Page and application data records:
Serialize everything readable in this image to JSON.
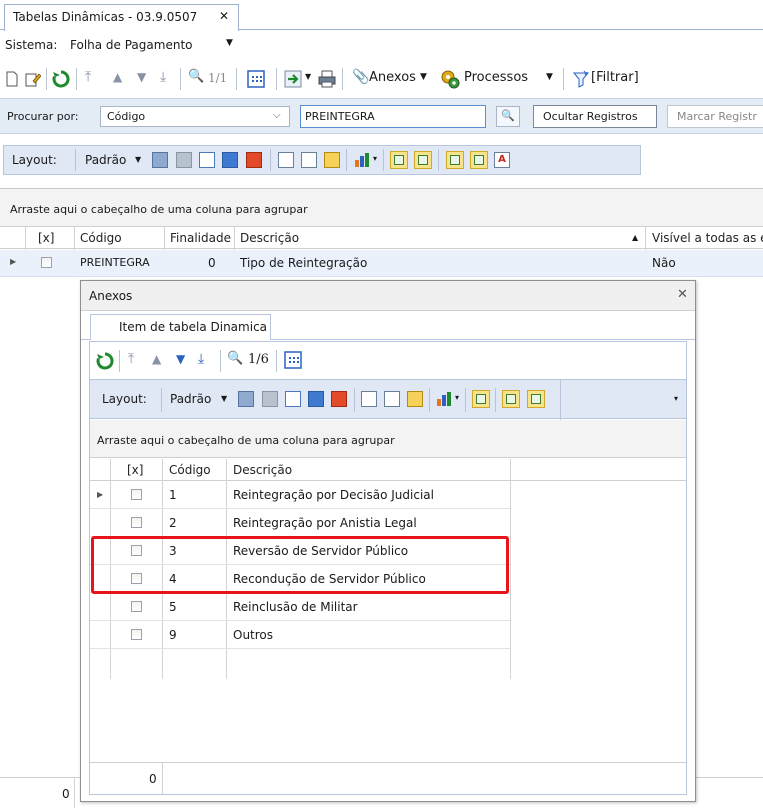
{
  "tab": {
    "title": "Tabelas Dinâmicas - 03.9.0507",
    "close": "✕"
  },
  "sistema": {
    "label": "Sistema:",
    "value": "Folha de Pagamento"
  },
  "toolbar": {
    "record_counter": "1/1",
    "anexos_label": "Anexos",
    "processos_label": "Processos",
    "filtrar_label": "[Filtrar]"
  },
  "search": {
    "label": "Procurar por:",
    "field": "Código",
    "value": "PREINTEGRA",
    "hide_button": "Ocultar Registros",
    "mark_button": "Marcar Registr"
  },
  "layout_bar": {
    "label": "Layout:",
    "preset": "Padrão"
  },
  "main_grid": {
    "group_hint": "Arraste aqui o cabeçalho de uma coluna para agrupar",
    "columns": [
      "[x]",
      "Código",
      "Finalidade",
      "Descrição",
      "Visível a todas as e"
    ],
    "rows": [
      {
        "codigo": "PREINTEGRA",
        "finalidade": "0",
        "descricao": "Tipo de Reintegração",
        "visivel": "Não"
      }
    ],
    "footer_count": "0"
  },
  "dialog": {
    "title": "Anexos",
    "close": "✕",
    "tab": "Item de tabela Dinamica",
    "record_counter": "1/6",
    "layout_label": "Layout:",
    "layout_preset": "Padrão",
    "group_hint": "Arraste aqui o cabeçalho de uma coluna para agrupar",
    "columns": [
      "[x]",
      "Código",
      "Descrição"
    ],
    "rows": [
      {
        "codigo": "1",
        "descricao": "Reintegração por Decisão Judicial"
      },
      {
        "codigo": "2",
        "descricao": "Reintegração por Anistia Legal"
      },
      {
        "codigo": "3",
        "descricao": "Reversão de Servidor Público"
      },
      {
        "codigo": "4",
        "descricao": "Recondução de Servidor Público"
      },
      {
        "codigo": "5",
        "descricao": "Reinclusão de Militar"
      },
      {
        "codigo": "9",
        "descricao": "Outros"
      }
    ],
    "footer_count": "0"
  },
  "colors": {
    "highlight": "#e8141c",
    "toolbar_bg": "#dfe8f4",
    "accent_blue": "#2b62c2"
  }
}
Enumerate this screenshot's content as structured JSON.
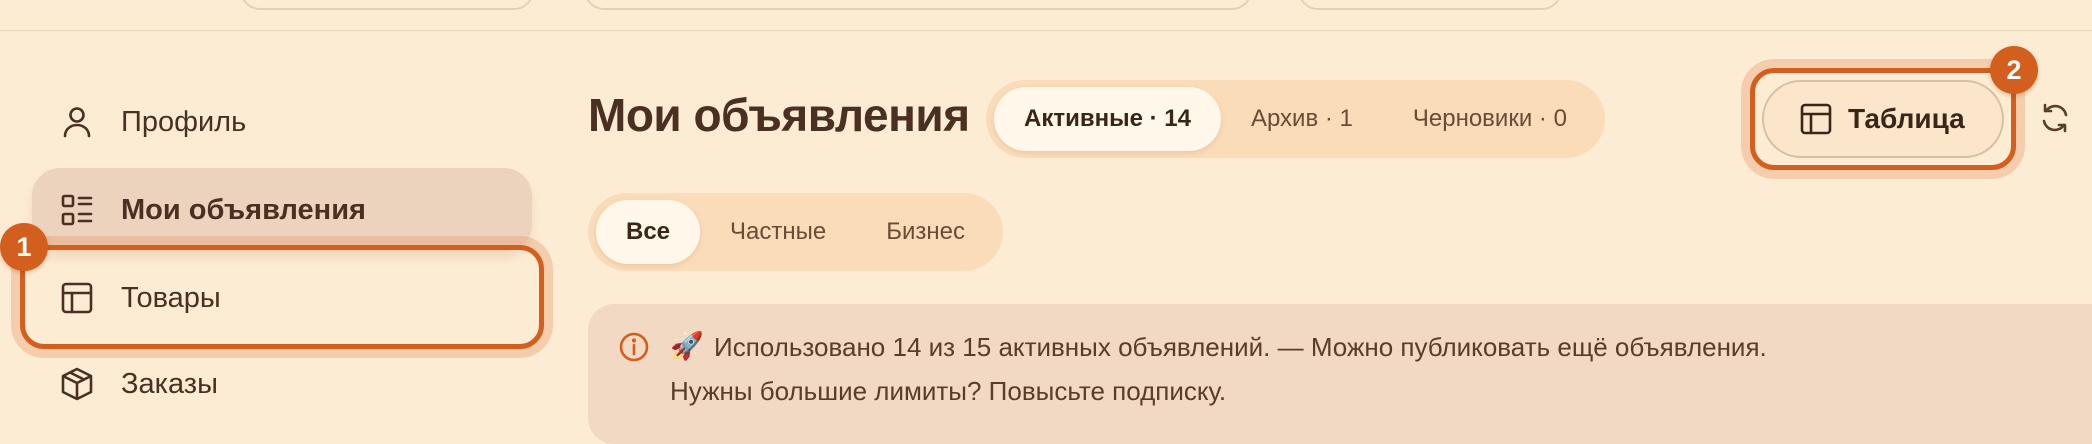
{
  "sidebar": {
    "items": [
      {
        "label": "Профиль",
        "icon": "user-icon"
      },
      {
        "label": "Мои объявления",
        "icon": "list-grid-icon",
        "active": true
      },
      {
        "label": "Товары",
        "icon": "table-icon"
      },
      {
        "label": "Заказы",
        "icon": "box-icon"
      }
    ]
  },
  "main": {
    "title": "Мои объявления",
    "status_tabs": [
      "Активные · 14",
      "Архив · 1",
      "Черновики · 0"
    ],
    "status_active": "Активные · 14",
    "filter_tabs": [
      "Все",
      "Частные",
      "Бизнес"
    ],
    "filter_active": "Все",
    "view_button": {
      "label": "Таблица",
      "icon": "table-icon"
    },
    "refresh_icon": "refresh-icon",
    "notice": {
      "icon": "info-icon",
      "emoji": "🚀",
      "line1": "Использовано 14 из 15 активных объявлений. — Можно публиковать ещё объявления.",
      "line2": "Нужны большие лимиты? Повысьте подписку."
    }
  },
  "annotations": {
    "badge1": "1",
    "badge2": "2"
  },
  "colors": {
    "background": "#fdecd4",
    "accent": "#d25f1d",
    "text": "#4a2f22",
    "segment_bg": "#fbdcb9",
    "notice_bg": "#f2d9c3"
  }
}
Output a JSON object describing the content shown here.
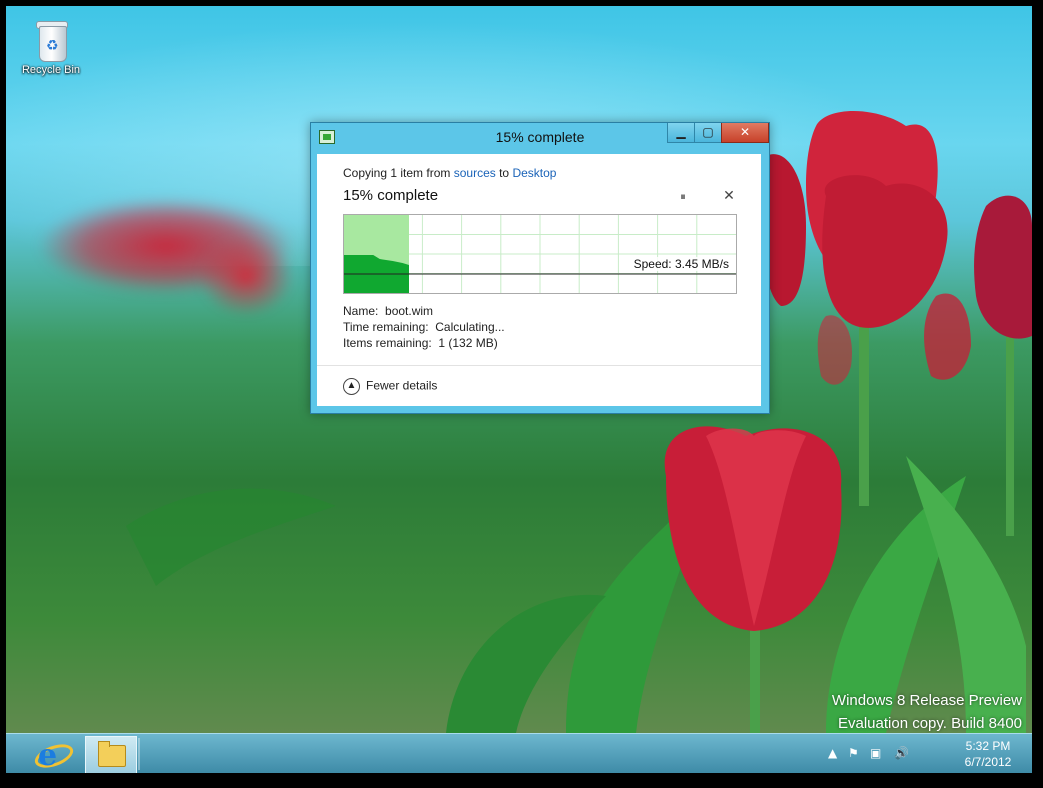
{
  "desktop": {
    "recycle_bin_label": "Recycle Bin",
    "watermark_line1": "Windows 8 Release Preview",
    "watermark_line2": "Evaluation copy. Build 8400"
  },
  "dialog": {
    "window_title": "15% complete",
    "copying_prefix": "Copying 1 item from ",
    "source_link": "sources",
    "to_word": " to ",
    "dest_link": "Desktop",
    "headline": "15% complete",
    "pause_glyph": "⏸",
    "cancel_glyph": "✕",
    "speed_text": "Speed: 3.45 MB/s",
    "details": {
      "name_label": "Name:",
      "name_value": "boot.wim",
      "time_label": "Time remaining:",
      "time_value": "Calculating...",
      "items_label": "Items remaining:",
      "items_value": "1 (132 MB)"
    },
    "fewer_details_label": "Fewer details",
    "progress_fraction": 0.15
  },
  "taskbar": {
    "time": "5:32 PM",
    "date": "6/7/2012",
    "pinned": [
      "internet-explorer-icon",
      "file-explorer-icon"
    ]
  },
  "colors": {
    "progress_light": "#a8e8a0",
    "progress_dark": "#10a830",
    "link": "#1a63b8",
    "close_button": "#c7412a"
  }
}
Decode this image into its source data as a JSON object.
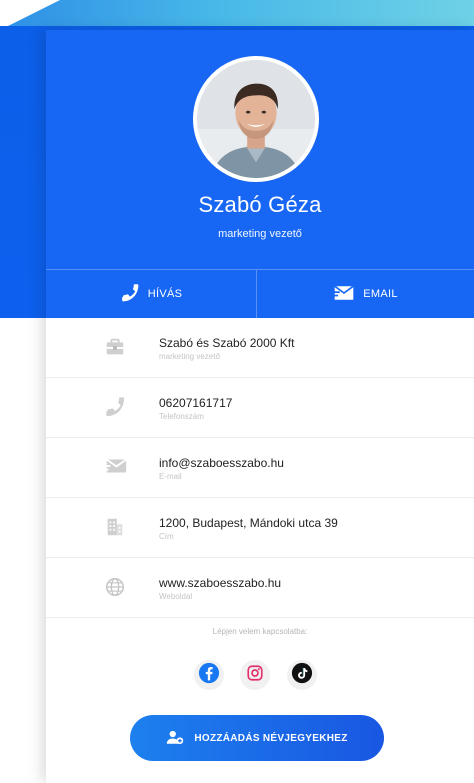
{
  "profile": {
    "name": "Szabó Géza",
    "role": "marketing vezető"
  },
  "actions": {
    "call_label": "HÍVÁS",
    "email_label": "EMAIL"
  },
  "contact_rows": [
    {
      "icon": "briefcase-icon",
      "value": "Szabó és Szabó 2000 Kft",
      "label": "marketing vezető"
    },
    {
      "icon": "phone-icon",
      "value": "06207161717",
      "label": "Telefonszám"
    },
    {
      "icon": "mail-icon",
      "value": "info@szaboesszabo.hu",
      "label": "E-mail"
    },
    {
      "icon": "building-icon",
      "value": "1200, Budapest, Mándoki utca 39",
      "label": "Cím"
    },
    {
      "icon": "globe-icon",
      "value": "www.szaboesszabo.hu",
      "label": "Weboldal"
    }
  ],
  "social": {
    "label": "Lépjen velem kapcsolatba:",
    "items": [
      "facebook-icon",
      "instagram-icon",
      "tiktok-icon"
    ]
  },
  "add_contact_label": "HOZZÁADÁS NÉVJEGYEKHEZ",
  "colors": {
    "primary_blue": "#1767f4",
    "facebook": "#1877f2",
    "instagram": "#e1306c",
    "tiktok": "#111111"
  }
}
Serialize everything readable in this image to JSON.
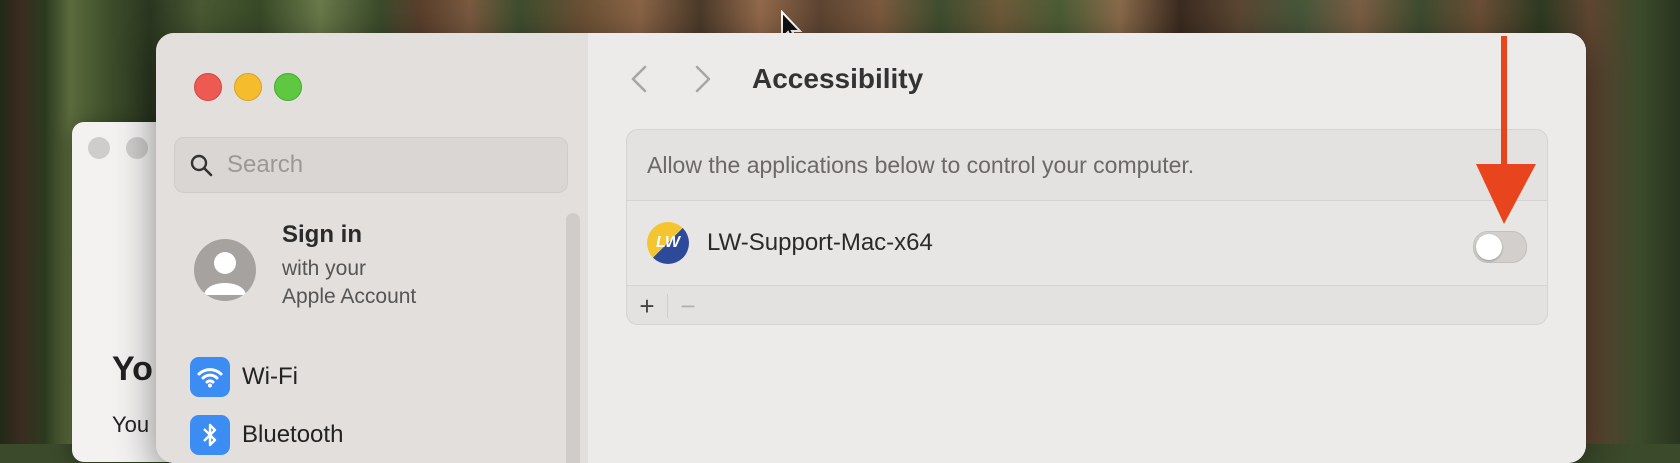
{
  "sidebar": {
    "search_placeholder": "Search",
    "account": {
      "title": "Sign in",
      "subtitle_line1": "with your",
      "subtitle_line2": "Apple Account"
    },
    "items": [
      {
        "label": "Wi-Fi",
        "icon": "wifi-icon"
      },
      {
        "label": "Bluetooth",
        "icon": "bluetooth-icon"
      }
    ]
  },
  "background_window": {
    "heading_fragment": "Yo",
    "text_fragment": "You"
  },
  "content": {
    "title": "Accessibility",
    "description": "Allow the applications below to control your computer.",
    "apps": [
      {
        "name": "LW-Support-Mac-x64",
        "logo_text": "LW",
        "enabled": false
      }
    ],
    "add_label": "+",
    "remove_label": "−"
  },
  "annotation": {
    "arrow_color": "#e8451f"
  }
}
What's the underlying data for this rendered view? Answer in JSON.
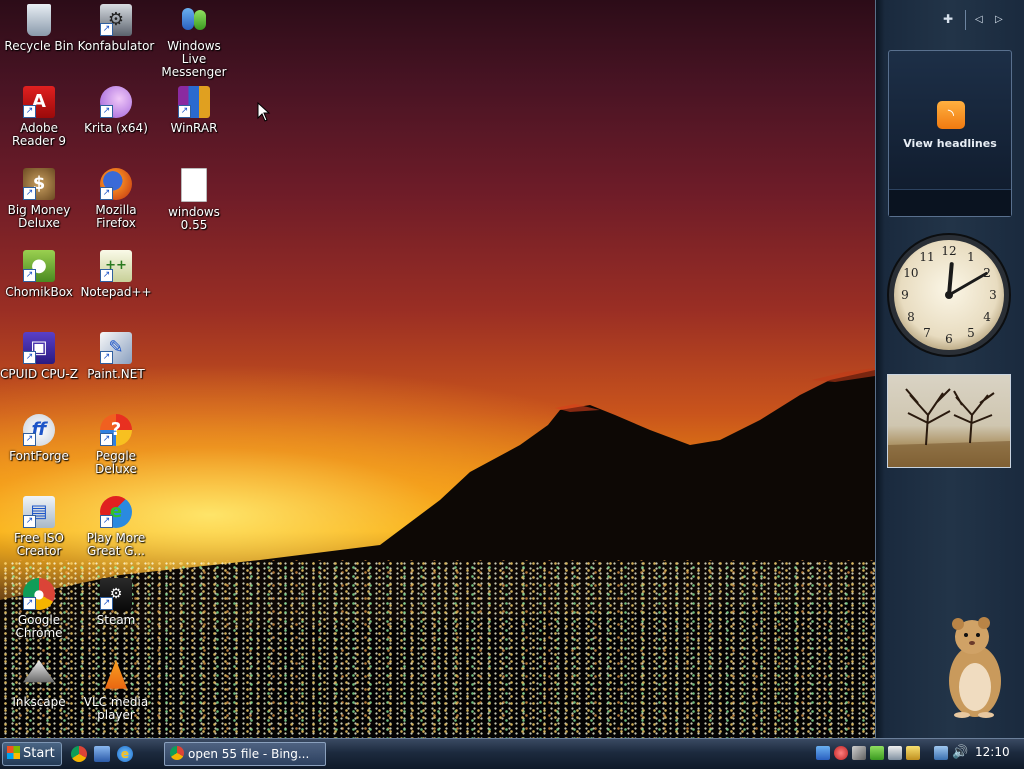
{
  "desktop": {
    "icons": [
      {
        "label": "Recycle Bin",
        "icon": "recycle-bin-icon"
      },
      {
        "label": "Konfabulator",
        "icon": "konfabulator-icon"
      },
      {
        "label": "Windows Live Messenger",
        "icon": "messenger-icon"
      },
      {
        "label": "Adobe Reader 9",
        "icon": "adobe-reader-icon"
      },
      {
        "label": "Krita (x64)",
        "icon": "krita-icon"
      },
      {
        "label": "WinRAR",
        "icon": "winrar-icon"
      },
      {
        "label": "Big Money Deluxe",
        "icon": "big-money-icon"
      },
      {
        "label": "Mozilla Firefox",
        "icon": "firefox-icon"
      },
      {
        "label": "windows 0.55",
        "icon": "file-icon"
      },
      {
        "label": "ChomikBox",
        "icon": "chomikbox-icon"
      },
      {
        "label": "Notepad++",
        "icon": "notepadpp-icon"
      },
      {
        "label": "CPUID CPU-Z",
        "icon": "cpuz-icon"
      },
      {
        "label": "Paint.NET",
        "icon": "paintnet-icon"
      },
      {
        "label": "FontForge",
        "icon": "fontforge-icon"
      },
      {
        "label": "Peggle Deluxe",
        "icon": "peggle-icon"
      },
      {
        "label": "Free ISO Creator",
        "icon": "iso-creator-icon"
      },
      {
        "label": "Play More Great G...",
        "icon": "games-icon"
      },
      {
        "label": "Google Chrome",
        "icon": "chrome-icon"
      },
      {
        "label": "Steam",
        "icon": "steam-icon"
      },
      {
        "label": "Inkscape",
        "icon": "inkscape-icon"
      },
      {
        "label": "VLC media player",
        "icon": "vlc-icon"
      }
    ]
  },
  "sidebar": {
    "add_glyph": "✚",
    "prev_glyph": "◁",
    "next_glyph": "▷",
    "feed_title": "View headlines",
    "clock_numbers": [
      "12",
      "1",
      "2",
      "3",
      "4",
      "5",
      "6",
      "7",
      "8",
      "9",
      "10",
      "11"
    ]
  },
  "taskbar": {
    "start_label": "Start",
    "task_label": "open 55 file - Bing...",
    "clock": "12:10"
  },
  "colors": {
    "taskbar": "#1c2a3e",
    "sidebar": "#223448",
    "sunset_glow": "#f4b20e"
  }
}
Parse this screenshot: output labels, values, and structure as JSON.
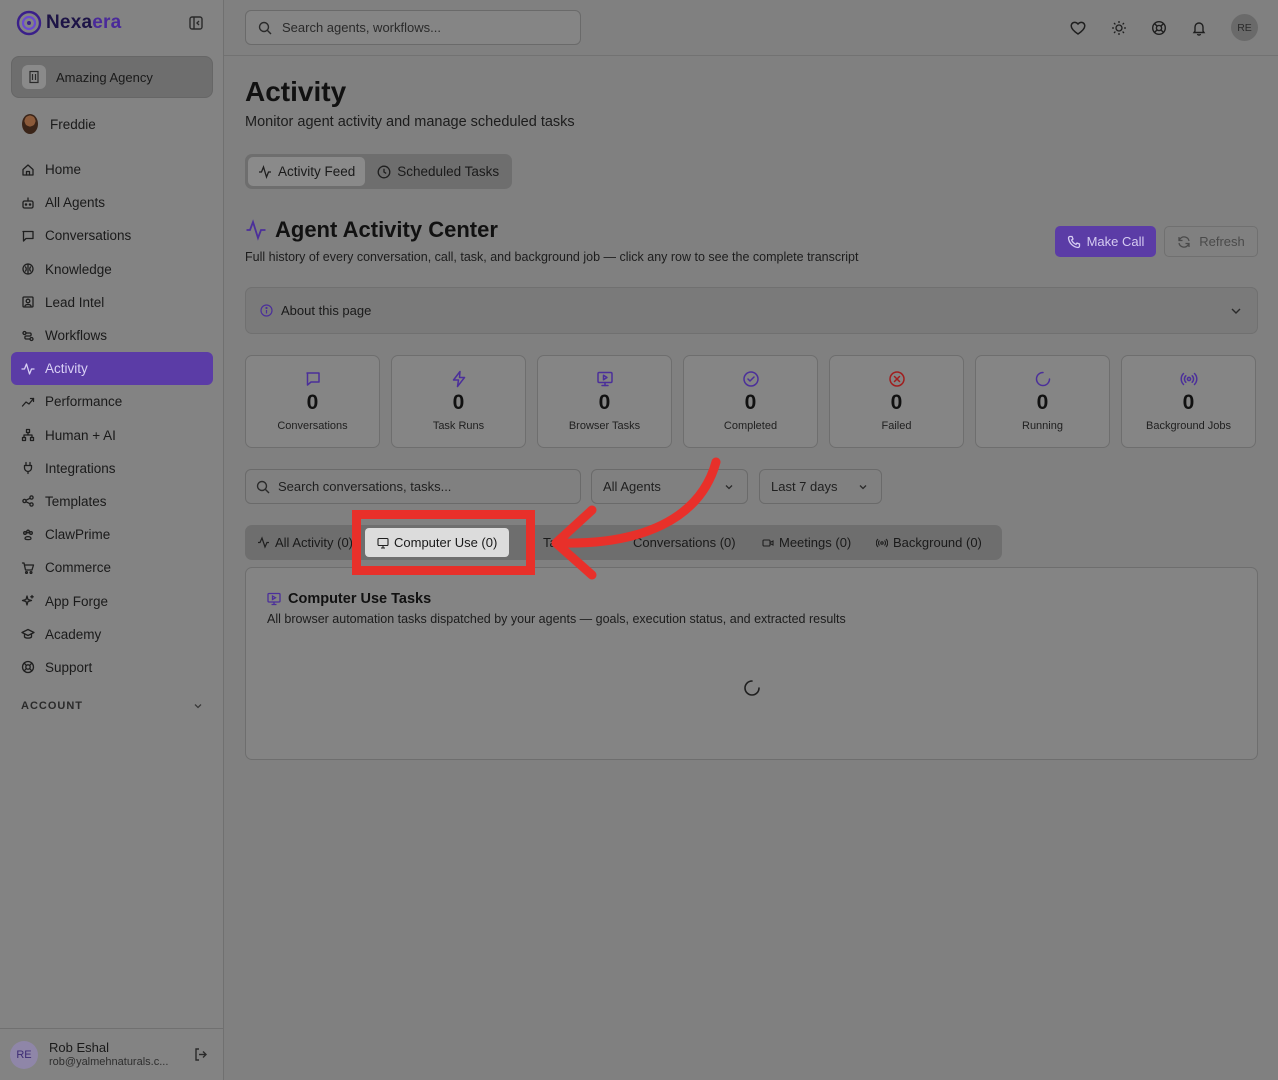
{
  "brand": {
    "name_part1": "Nexa",
    "name_part2": "era"
  },
  "sidebar": {
    "agency": "Amazing Agency",
    "user": "Freddie",
    "items": [
      {
        "label": "Home",
        "icon": "home-icon"
      },
      {
        "label": "All Agents",
        "icon": "bot-icon"
      },
      {
        "label": "Conversations",
        "icon": "message-icon"
      },
      {
        "label": "Knowledge",
        "icon": "brain-icon"
      },
      {
        "label": "Lead Intel",
        "icon": "contact-icon"
      },
      {
        "label": "Workflows",
        "icon": "workflow-icon"
      },
      {
        "label": "Activity",
        "icon": "activity-icon",
        "active": true
      },
      {
        "label": "Performance",
        "icon": "trending-icon"
      },
      {
        "label": "Human + AI",
        "icon": "network-icon"
      },
      {
        "label": "Integrations",
        "icon": "plug-icon"
      },
      {
        "label": "Templates",
        "icon": "share-icon"
      },
      {
        "label": "ClawPrime",
        "icon": "paw-icon"
      },
      {
        "label": "Commerce",
        "icon": "cart-icon"
      },
      {
        "label": "App Forge",
        "icon": "sparkles-icon"
      },
      {
        "label": "Academy",
        "icon": "graduation-icon"
      },
      {
        "label": "Support",
        "icon": "support-icon"
      }
    ],
    "account_label": "ACCOUNT",
    "footer": {
      "avatar": "RE",
      "name": "Rob Eshal",
      "email": "rob@yalmehnaturals.c..."
    }
  },
  "topbar": {
    "search_placeholder": "Search agents, workflows...",
    "avatar": "RE"
  },
  "page": {
    "title": "Activity",
    "subtitle": "Monitor agent activity and manage scheduled tasks",
    "tabs": [
      "Activity Feed",
      "Scheduled Tasks"
    ]
  },
  "center": {
    "title": "Agent Activity Center",
    "subtitle": "Full history of every conversation, call, task, and background job — click any row to see the complete transcript",
    "make_call": "Make Call",
    "refresh": "Refresh",
    "about": "About this page"
  },
  "stats": [
    {
      "value": "0",
      "label": "Conversations",
      "icon": "message-icon",
      "color": "#4b2f9a"
    },
    {
      "value": "0",
      "label": "Task Runs",
      "icon": "zap-icon",
      "color": "#4b2f9a"
    },
    {
      "value": "0",
      "label": "Browser Tasks",
      "icon": "monitor-icon",
      "color": "#4b2f9a"
    },
    {
      "value": "0",
      "label": "Completed",
      "icon": "check-circle-icon",
      "color": "#4b2f9a"
    },
    {
      "value": "0",
      "label": "Failed",
      "icon": "x-circle-icon",
      "color": "#a01d1d"
    },
    {
      "value": "0",
      "label": "Running",
      "icon": "loader-icon",
      "color": "#4b2f9a"
    },
    {
      "value": "0",
      "label": "Background Jobs",
      "icon": "radio-icon",
      "color": "#4b2f9a"
    }
  ],
  "filters": {
    "search_placeholder": "Search conversations, tasks...",
    "agents": "All Agents",
    "range": "Last 7 days"
  },
  "feed_tabs": {
    "all": "All Activity (0)",
    "computer_use": "Computer Use (0)",
    "tasks": "Tasks (0)",
    "conversations": "Conversations (0)",
    "meetings": "Meetings (0)",
    "background": "Background (0)"
  },
  "panel": {
    "title": "Computer Use Tasks",
    "subtitle": "All browser automation tasks dispatched by your agents — goals, execution status, and extracted results"
  },
  "colors": {
    "accent": "#5b3ca6",
    "annotation": "#e8302a"
  }
}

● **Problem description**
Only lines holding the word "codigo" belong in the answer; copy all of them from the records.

● **Answer to this task**
        "codigo": "PREINTEGRA",
        "codigo": "1",
        "codigo": "2",
        "codigo": "3",
        "codigo": "4",
        "codigo": "5",
        "codigo": "9",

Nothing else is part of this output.